  • "We have heard so many stories lately about people who are unable to do their job or complete schoolwork because they don’t have reliable internet at home," Dave Limp, senior vice president at Amazon, said in a statement.

Where it stands: Amazon is behind SpaceX in deploying hardware, with SpaceX's Starlink constellation already boasting more than 500 satellites in orbit so far, but the Jeff Bezos-backed company's large investment in Kuiper could help them catch up.

Yes, but: There are major risks involved in developing and deploying these constellations.

  • OneWeb — one of the first companies aiming to build a satellite network like this — filed for bankruptcy earlier this year after it wasn't able to raise the funds it needed.
  • It's also not yet clear if the market exists to support more than one of these constellations.
  • Experts have also expressed concern that these small satellites could clutter up low-Earth orbit, increasing the likelihood of creating more space junk that could pose risks to other satellites.

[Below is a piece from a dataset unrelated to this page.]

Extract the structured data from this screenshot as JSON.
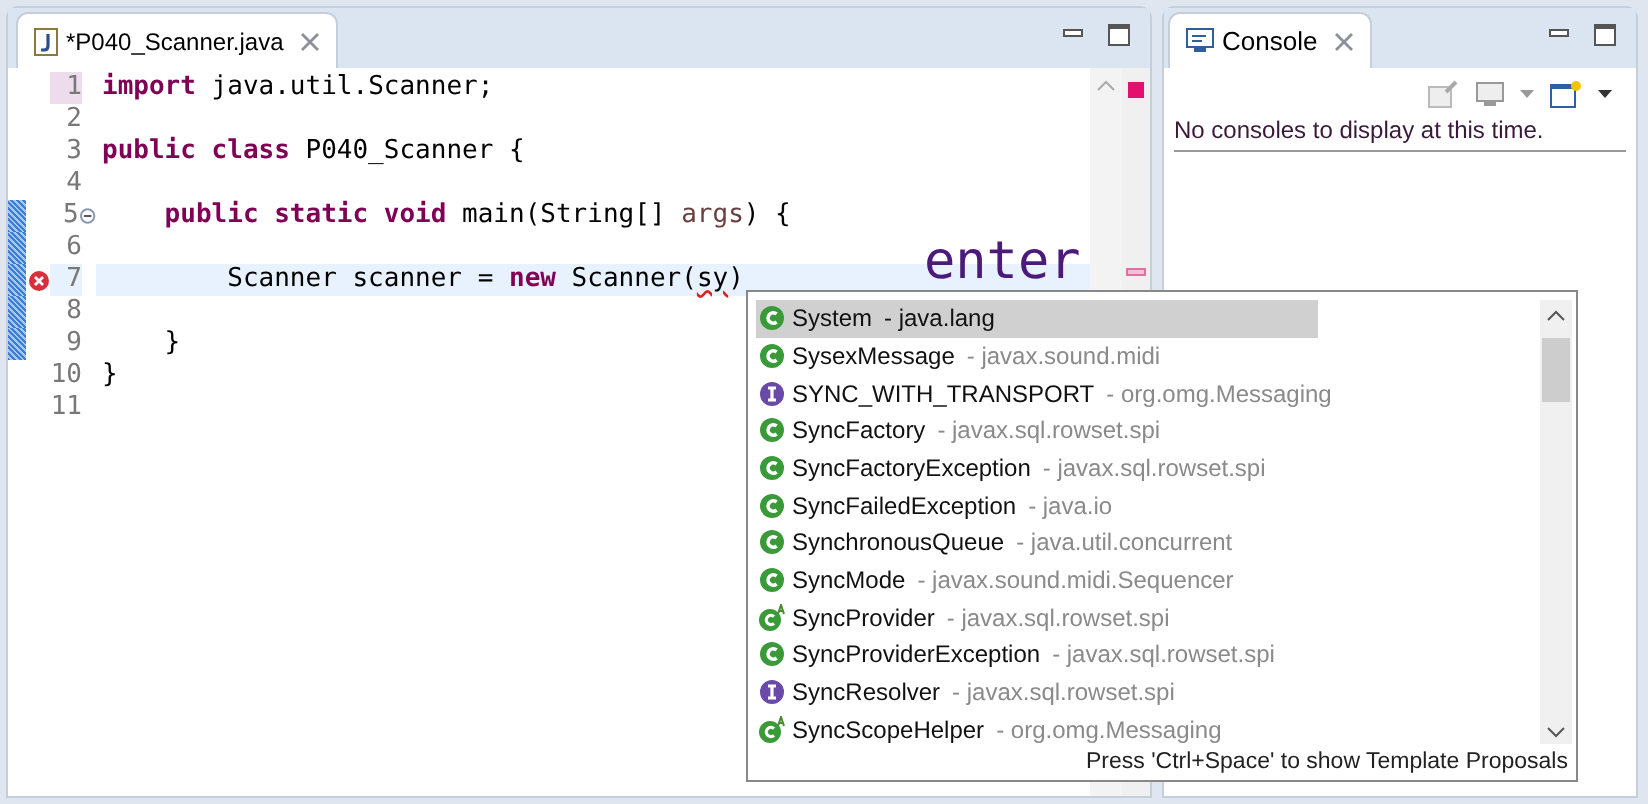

Go deeper

Miriam Kramer, author of Space
Nov 10, 2020 - Science

How to watch SpaceX's next crewed launch

From left to right: Shannon Walker, Victor Glover, Mike Hopkins and Soichi Noguchi. Photo: NASA/Joel Kowsky

Saturday's SpaceX launch will bring a fresh crew of astronauts to the International Space Station and kick off what are expected to be regular crewed SpaceX missions to orbit for NASA.

Why it matters: This will be SpaceX's second crewed flight and its first operational mission after a successful test flight in May brought astronauts Bob Behnken and Doug Hurley to the station.

Off the Rails

Episode 2: Barbarians at the Oval

Photo illustration: Sarah Grillo/Axios. Photo: Jim Watson/AFP/Getty Images

Beginning on election night 2020 and continuing through his final days in office, Donald Trump unraveled and dragged America with him, to the point that his followers sacked the U.S. Capitol with two weeks left in his term. This Axios series takes you inside the collapse of a president.

Episode 2: Trump stops buying what his professional staff are telling him, and increasingly turns to radical voices telling him what he wants to hear.

President Trump plunked down in an armchair in the White House residence, still dressed from his golf game — navy fleece, black pants, white MAGA cap. It was Saturday, Nov. 7. The networks had just called the election for Joe Biden.

Fringe right plots new attacks out of sight

Illustration: Aïda Amer/Axios

Domestic extremists are using obscure and private corners of the internet to plot new attacks ahead of Inauguration Day. Their plans are also hidden in plain sight, buried in podcasts and online video platforms.

Why it matters: Because law enforcement was caught flat-footed during last week's Capitol siege, researchers and intelligence agencies are paying more attention to online threats that could turn into real-world violence.